The woman seen in the video is 74-year-old Natalya Kochegarova, a Russian citizen living in Daugavpils. According to her, the Latvian-language exam – which is now a requirement for a permanent residence permit for Russian citizens – is a form of genocide.
"Genocide in its truest form. Genocide against Russian-speakers. We were all put under one gravestone because in the past we were bold enough to reach toward Russia for help because our pensions were ridiculous," said Kochegarova.
According to her, Russia has not seen anything in return. She said she did not participate in the Russian presidential elections but had nothing to say about the Russian war in Ukraine as, in her words, "it is politics." As a Latvian resident but not a citizen, she is critical of Latvian laws and Latvians who have become "arrogant".
"I live in Latvia and of course I should know the language at least at the basic level. But I'm telling you – it's the environment." Neighbors, former colleagues, and state services speak to her in Russian.
Kochegarova does not have any diagnosis which would exempt her from taking the Latvian-language exam but she has some mobility issues. The exam in Daugavpils takes place in a building without an elevator, so people with difficulty of movement are provided with help to reach the exam room.
Olga Petkeviča, who has campaigned against the mandatory state language exam, as well as against masks in schools during Covid-19, is the author of the video showing Kochegarova being carried to the exam. According to Petkeviča, such people should be exempted. She filmed the video with by previous arrangement with Kochegarova.
Petkeviča said: "Because you see, nobody believes us. I was warning about this for seven months and telling everyone it will be like this. Now I showed them. I showed you all that it happens. Now I'm being told – you are bad, Kremlin propaganda and so on." She is determined to address officials in Latvia and abroad.
The State Security Service (VDD) is carrying out an inspection of the incident.
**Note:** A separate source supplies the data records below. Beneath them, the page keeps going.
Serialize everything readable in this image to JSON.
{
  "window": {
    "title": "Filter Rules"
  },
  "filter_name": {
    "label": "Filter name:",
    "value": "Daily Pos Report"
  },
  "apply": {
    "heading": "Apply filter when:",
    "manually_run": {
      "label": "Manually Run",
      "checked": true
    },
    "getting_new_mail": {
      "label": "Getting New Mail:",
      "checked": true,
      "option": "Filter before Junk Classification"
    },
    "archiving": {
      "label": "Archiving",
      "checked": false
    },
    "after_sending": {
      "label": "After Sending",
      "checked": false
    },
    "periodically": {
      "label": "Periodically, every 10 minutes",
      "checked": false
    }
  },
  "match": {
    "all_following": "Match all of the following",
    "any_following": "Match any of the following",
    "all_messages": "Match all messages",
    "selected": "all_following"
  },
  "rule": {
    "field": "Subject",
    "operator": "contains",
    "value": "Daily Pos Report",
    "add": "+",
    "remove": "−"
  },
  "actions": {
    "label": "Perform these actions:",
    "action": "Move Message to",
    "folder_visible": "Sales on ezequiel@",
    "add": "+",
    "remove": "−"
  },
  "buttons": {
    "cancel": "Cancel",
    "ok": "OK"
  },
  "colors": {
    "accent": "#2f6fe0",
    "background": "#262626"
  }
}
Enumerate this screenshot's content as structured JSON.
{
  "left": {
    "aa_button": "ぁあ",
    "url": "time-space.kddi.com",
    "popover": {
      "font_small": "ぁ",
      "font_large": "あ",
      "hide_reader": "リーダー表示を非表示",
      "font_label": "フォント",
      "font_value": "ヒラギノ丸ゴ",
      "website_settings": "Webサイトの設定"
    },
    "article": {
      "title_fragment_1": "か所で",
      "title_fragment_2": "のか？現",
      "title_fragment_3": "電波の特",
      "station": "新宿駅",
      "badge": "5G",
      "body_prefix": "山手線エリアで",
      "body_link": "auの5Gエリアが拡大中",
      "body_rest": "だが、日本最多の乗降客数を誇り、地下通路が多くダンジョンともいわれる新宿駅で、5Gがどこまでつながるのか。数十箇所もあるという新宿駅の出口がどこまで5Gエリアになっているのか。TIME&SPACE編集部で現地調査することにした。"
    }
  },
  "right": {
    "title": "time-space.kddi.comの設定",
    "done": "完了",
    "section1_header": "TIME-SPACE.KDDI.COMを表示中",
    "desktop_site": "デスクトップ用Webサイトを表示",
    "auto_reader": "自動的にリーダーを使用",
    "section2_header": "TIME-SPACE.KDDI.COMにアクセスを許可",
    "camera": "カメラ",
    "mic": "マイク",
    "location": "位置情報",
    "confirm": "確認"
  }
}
The service indicated it has no right to determine whether someone should be exempted from the requirements laid down in the Immigration Law. "In the assessment of VDD, the actions by this lady, notwithstanding the difficulties, choosing to take the language exam and prove her Latvian skills is a positive example to other Russian citizens."
"However, some persons, for selfish goals, have used this incident to promote the divide in Latvian society and turn Latvian residents against the Latvian government and institutions."
Disinformation experts addressed by LTV said that it was predictable such videos would appear and propaganda channels would use them. The video was spread on Russkiy Mir, Rossiya Segodnya, and other Russian media. Disinformation researcher Nika Aleksejeva said: "This is a very fruitful material to spread on pro-Kremlin channels. We see it was done with the comments of ethnic cleansing, Nazi and other words that give color to this story which Russia is spreading – about 'Nazism' in Europe."
After the video was published, a call appeared on the public initiative site manabalss.lv to lower the age threshold for exam exemptions. Opposition Saeima deputy Ainārs Šlesers (Latvia First) was among those pushing this campaign on social media.
NATO Strategic Communications Centre of Excellence director Jānis Sārts said that this sort of populistic practice is seen throughout Europe. In this security situation, it is not compatible with Latvian security interests, he said.
"I think the motivation is clear. An attempt to engage specific audiences that are dissatisfied with this decision to take Latvian language exams. Emotions are being fired up. Of course it is not good in this situation or for the society in general."
Meanwhile, the State Chancellery predicts that the topicality on exam taking will still grow so it is working on bettering the communication around it.